Vibrating cell membranes move mere nanometers at a time, and those movements take place in microseconds. Ares Rosakis, professor of aeronautics and mechanical engineering at the California Institute of Technology in San Marino, who was not involved in the work, said that imaging with interference patterns is particularly challenging when looking at red blood cells, which are doughnut-shaped and fluid, constantly changing shape in all directions.
To establish the connection between the cells' vibration and their health, the researchers used Feld's technique to create 3D images of a malarial parasite inside a red blood cell. They also measured the levels of hemoglobin inside the cells during various stages of a malarial infection.
Rosakis said that he see two potential uses for the new technique—to improve computer models of cells and improved diagnostics.
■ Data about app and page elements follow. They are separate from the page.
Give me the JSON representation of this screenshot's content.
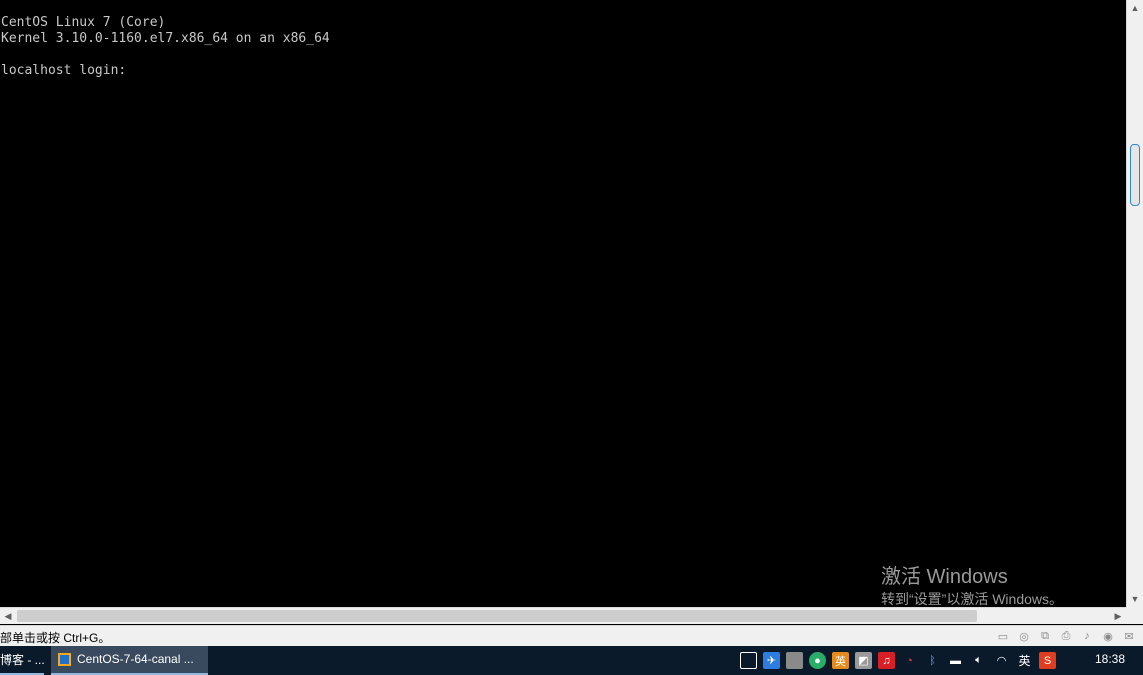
{
  "console": {
    "lines": [
      "CentOS Linux 7 (Core)",
      "Kernel 3.10.0-1160.el7.x86_64 on an x86_64",
      "",
      "localhost login:"
    ]
  },
  "watermark": {
    "title": "激活 Windows",
    "subtitle": "转到“设置”以激活 Windows。"
  },
  "statusbar": {
    "text": "部单击或按 Ctrl+G。",
    "device_icons": [
      "hard-disk-icon",
      "cd-drive-icon",
      "network-adapter-icon",
      "printer-icon",
      "sound-card-icon",
      "usb-icon",
      "message-icon"
    ]
  },
  "taskbar": {
    "tasks": [
      {
        "label": "博客 - ...",
        "icon": ""
      },
      {
        "label": "CentOS-7-64-canal ...",
        "icon": "vmware-icon"
      }
    ],
    "tray_icons": [
      "action-center-icon",
      "feishu-icon",
      "window-icon",
      "wechat-icon",
      "ime-icon",
      "app-icon",
      "qq-music-icon",
      "weibo-icon",
      "bluetooth-icon",
      "battery-icon",
      "volume-icon",
      "wifi-icon"
    ],
    "ime_label": "英",
    "clock": "18:38"
  }
}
Eventually, a technique like Feld and Suresh's might provide a way to detect malaria as it's happening, reported MIT Technology Review. It takes 48 hours for a malarial invader to run through its life cycle, developing, reproducing, and being expelled from the cell. The researchers thus evaluated infected cells from each stage of that 48-hour process, at temperatures that simulated the fever and cooling that the human body experiences during a malarial infection.
Suresh and Feld said the study’s results will be published in the Proceedings of the National Academy of Sciences.